Uninhabited really lacks the sense of vulnerability that you would expect from a film of this type. Harry and Beth set up a veritable army base camp. Complete with satellite phone and gourmet cuisine. You never really feel as though they are in the middle of nowhere with only a tent to keep them safe. Harry, despite being composed of about 7 stone of pure skin and sinew. Roams around like he has lived in the jungle his entire life. He never seems at all intimidated by what is going on. If he isn’t worried, why should we be?
I assume the director wanted to keep the the film suitable for young teens so there is no nudity. This is understandable, of course. But I actually feel like it is to the movie’s detriment. It’s hard to believe a young couple would spend their entire time on an uninhabited island fully clothed.
The multiple clothed sex scenes actually contribute to the awkwardness between the couple. Nudity could have been filmed in such a way as to imply it without actually showing anything. It would have likely added to the intimacy of the situation. Along with highlighting the couple’s vulnerability.
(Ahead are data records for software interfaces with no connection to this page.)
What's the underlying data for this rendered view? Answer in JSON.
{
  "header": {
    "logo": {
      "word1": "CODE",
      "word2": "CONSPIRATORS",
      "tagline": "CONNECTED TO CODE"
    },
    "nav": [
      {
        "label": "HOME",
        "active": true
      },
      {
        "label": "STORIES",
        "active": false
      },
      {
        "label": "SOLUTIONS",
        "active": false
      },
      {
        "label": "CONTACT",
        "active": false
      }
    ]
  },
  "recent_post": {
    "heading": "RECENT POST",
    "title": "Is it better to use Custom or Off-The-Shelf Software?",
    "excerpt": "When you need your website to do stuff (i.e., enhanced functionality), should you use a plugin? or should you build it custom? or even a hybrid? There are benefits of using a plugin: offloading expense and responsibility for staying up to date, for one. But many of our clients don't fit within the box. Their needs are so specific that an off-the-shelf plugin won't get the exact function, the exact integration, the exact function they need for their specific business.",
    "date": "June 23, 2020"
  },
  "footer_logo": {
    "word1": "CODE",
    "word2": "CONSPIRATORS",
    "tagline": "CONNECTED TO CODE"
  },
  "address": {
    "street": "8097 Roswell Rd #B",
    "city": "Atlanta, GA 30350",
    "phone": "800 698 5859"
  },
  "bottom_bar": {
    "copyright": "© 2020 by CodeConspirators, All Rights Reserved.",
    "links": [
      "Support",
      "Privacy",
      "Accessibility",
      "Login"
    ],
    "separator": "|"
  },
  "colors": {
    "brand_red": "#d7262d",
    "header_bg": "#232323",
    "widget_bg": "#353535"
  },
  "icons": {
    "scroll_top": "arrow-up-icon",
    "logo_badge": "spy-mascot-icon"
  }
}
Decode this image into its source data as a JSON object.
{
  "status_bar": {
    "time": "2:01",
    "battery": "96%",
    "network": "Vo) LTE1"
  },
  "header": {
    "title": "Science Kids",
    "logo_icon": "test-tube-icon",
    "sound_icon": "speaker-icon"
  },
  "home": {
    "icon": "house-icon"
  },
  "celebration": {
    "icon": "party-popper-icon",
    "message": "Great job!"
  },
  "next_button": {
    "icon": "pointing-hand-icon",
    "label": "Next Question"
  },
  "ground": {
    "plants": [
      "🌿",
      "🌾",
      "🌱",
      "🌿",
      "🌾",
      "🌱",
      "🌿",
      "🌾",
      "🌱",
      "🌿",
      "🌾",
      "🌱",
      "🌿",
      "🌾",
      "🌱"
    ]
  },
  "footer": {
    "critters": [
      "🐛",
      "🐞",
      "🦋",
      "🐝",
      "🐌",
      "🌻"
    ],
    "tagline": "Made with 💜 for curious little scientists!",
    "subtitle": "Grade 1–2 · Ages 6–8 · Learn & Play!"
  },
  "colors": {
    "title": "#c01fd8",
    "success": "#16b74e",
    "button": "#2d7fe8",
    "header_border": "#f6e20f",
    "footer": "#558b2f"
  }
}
I really feel as though nudity has a place in voyeuristic horror like this, whether shown or implied.
On paper, Uninhabited sounds like a pretty great concept for a horror movie. A couple visit a supposedly uninhabited island only to find out they are not so alone. It writes itself! You can almost feel the suspense before you start watching. The problem is, everything that happens to Harry and Beth is drip fed in so slowly. That any sense of suspense is completely drowned. There is a ton of exposition and foreshadowing. This makes the things that happen to the couple seem insignificant. Nothing feels particularly threatening and the stupidity of the characters will have you rolling your eyes.
There are a number of scenes that have the potential to creep the viewer out. But nothing comes of them. Night time scenes should be absolutely terrifying given the imposing dark and the location. But they prove to be false flag after false flag.
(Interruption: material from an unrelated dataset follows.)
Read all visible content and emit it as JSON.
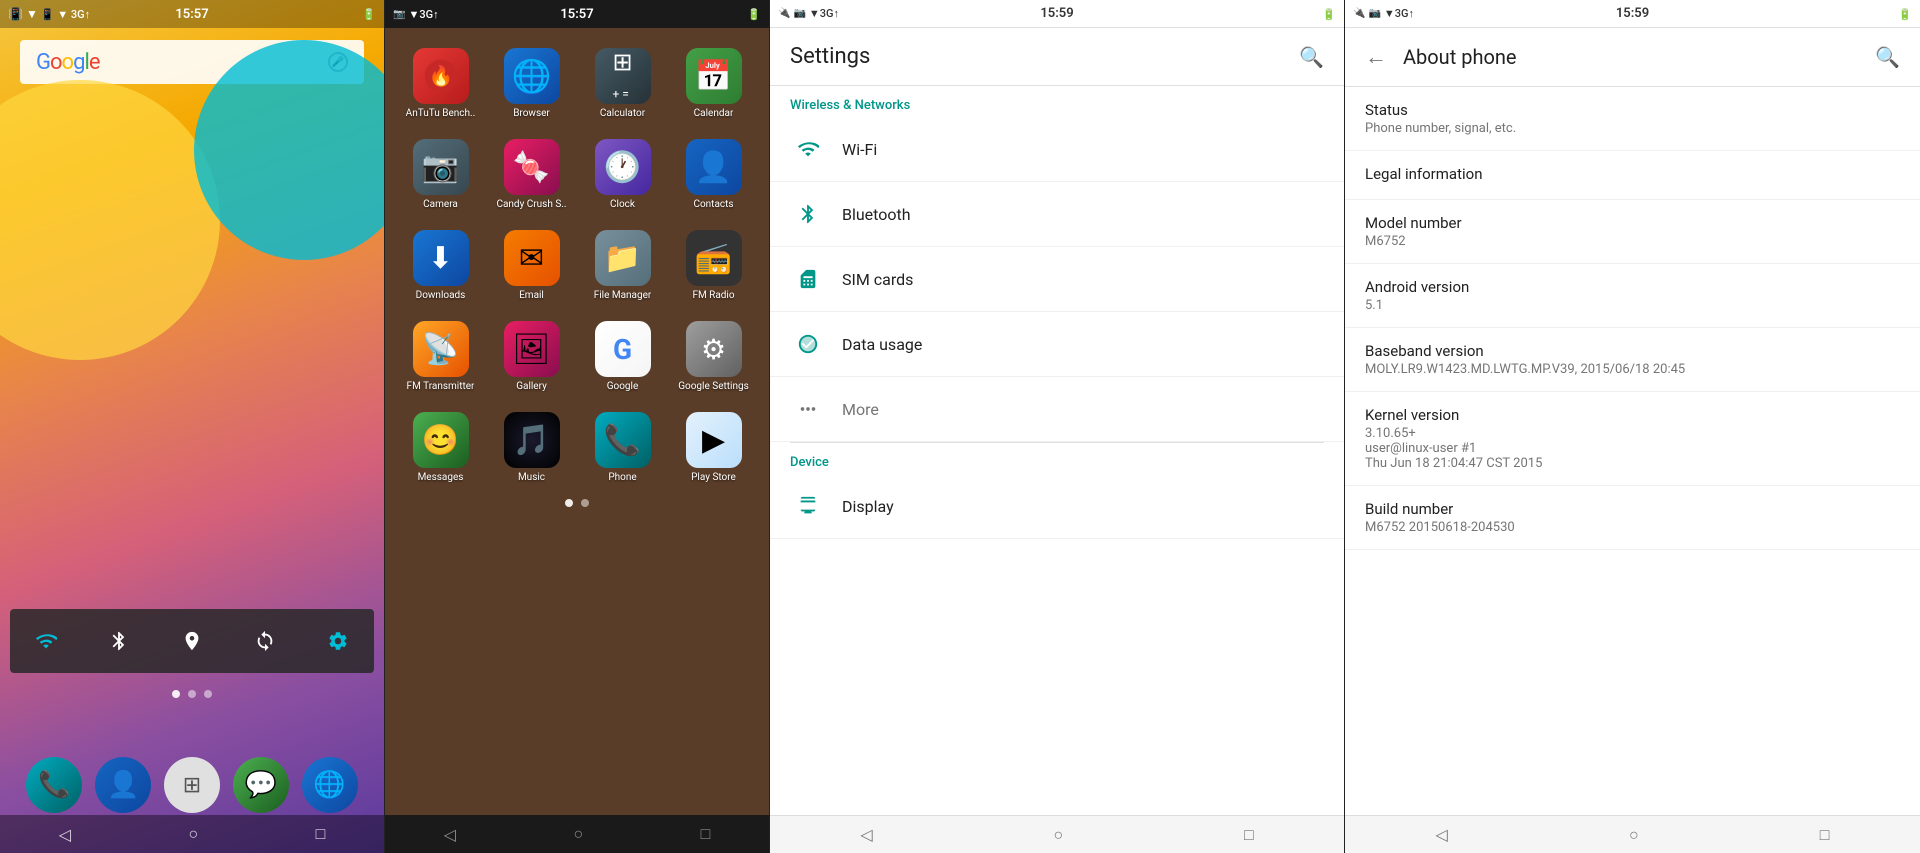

A late-movie attempt to make the viewer think they have misjudged the narrative. Adds absolutely nothing to the plot and proves itself to be a red herring on the way to a disappointing final stanza. The movie finally wraps up in exactly the way you assume it will. Having never managed to deliver on its promising concept and location. Uninhabited just isn’t very scary and the lack of suspense really drags the movie down.
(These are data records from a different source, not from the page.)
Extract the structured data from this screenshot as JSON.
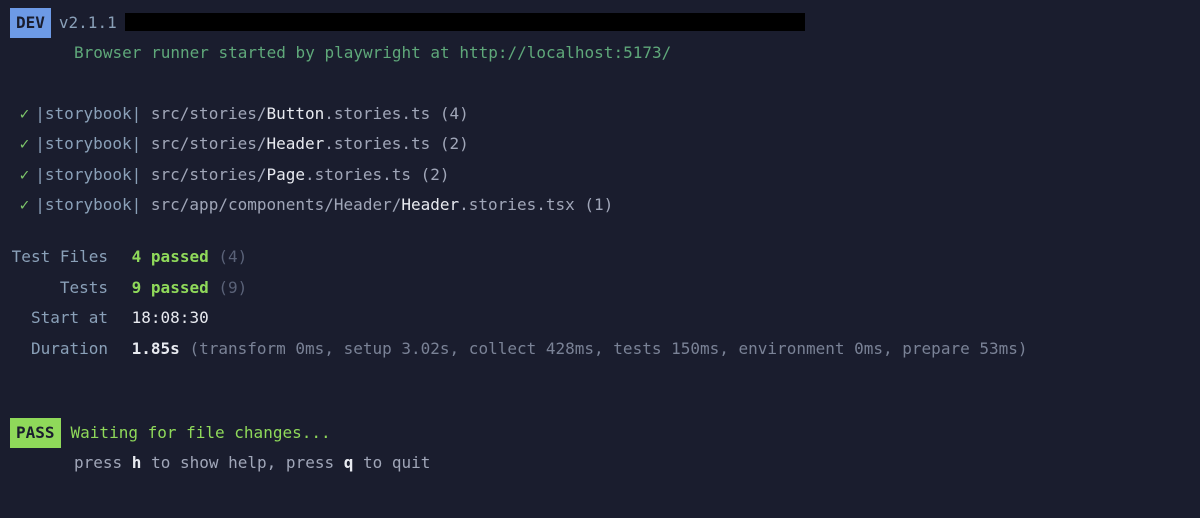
{
  "header": {
    "badge": "DEV",
    "version": "v2.1.1",
    "runner_msg": "Browser runner started by playwright at http://localhost:5173/"
  },
  "files": [
    {
      "tag": "|storybook|",
      "prefix": "src/stories/",
      "highlight": "Button",
      "suffix": ".stories.ts",
      "count": "(4)"
    },
    {
      "tag": "|storybook|",
      "prefix": "src/stories/",
      "highlight": "Header",
      "suffix": ".stories.ts",
      "count": "(2)"
    },
    {
      "tag": "|storybook|",
      "prefix": "src/stories/",
      "highlight": "Page",
      "suffix": ".stories.ts",
      "count": "(2)"
    },
    {
      "tag": "|storybook|",
      "prefix": "src/app/components/Header/",
      "highlight": "Header",
      "suffix": ".stories.tsx",
      "count": "(1)"
    }
  ],
  "summary": {
    "test_files_label": "Test Files",
    "test_files_passed": "4",
    "test_files_word": "passed",
    "test_files_total": "(4)",
    "tests_label": "Tests",
    "tests_passed": "9",
    "tests_word": "passed",
    "tests_total": "(9)",
    "start_at_label": "Start at",
    "start_at_val": "18:08:30",
    "duration_label": "Duration",
    "duration_val": "1.85s",
    "duration_breakdown": "(transform 0ms, setup 3.02s, collect 428ms, tests 150ms, environment 0ms, prepare 53ms)"
  },
  "footer": {
    "pass_badge": "PASS",
    "waiting": "Waiting for file changes...",
    "hint_press1": "press ",
    "hint_key1": "h",
    "hint_mid": " to show help, press ",
    "hint_key2": "q",
    "hint_end": " to quit"
  }
}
There are so many better Aussie horror movies than this. Click the link to take a look at a few. I will be adding more to the site all the time. If you want my suggestion. Check out the ghost story Lake Mungo or Christmas Slasher Better Watch Out. If you want something a bit more sadistic. Then why not take a look at our review of The Loved Ones or Social Media themed horror Sissy? Hell, if it’s bad Aussie horror your like. Then Outback is a better shout that this. Either way, there are much better options than Uninhabited.
Uninhabited is just not a very good movie. There isn't anything to keep up the suspense, there is no real reason to fear for the main characters, and the island seems more like a paradise than a place to feel uneasy about. Acting ranges from okay to absolutely awful, scripting is awkward and unnatural, cinematography and direction is sub-standard and the plot is extremely boring.
You may want to stick with the movie until its long overdue end to see what happens but don't expect anything particularly interesting. I imagine the gross amount of foreshadowing will give away the conclusion to the movie, for most people, within the first half an hour so don't expect too much.
Perhaps if you go in not expecting too much, this may be a good way to kill an hour and a half. There are far better Australian horror movies, however, and far better isolation themed horror movies to boot. You are probably just as well leaving Harry and Beth on their island alone and visiting some other, more interesting, destination yourself.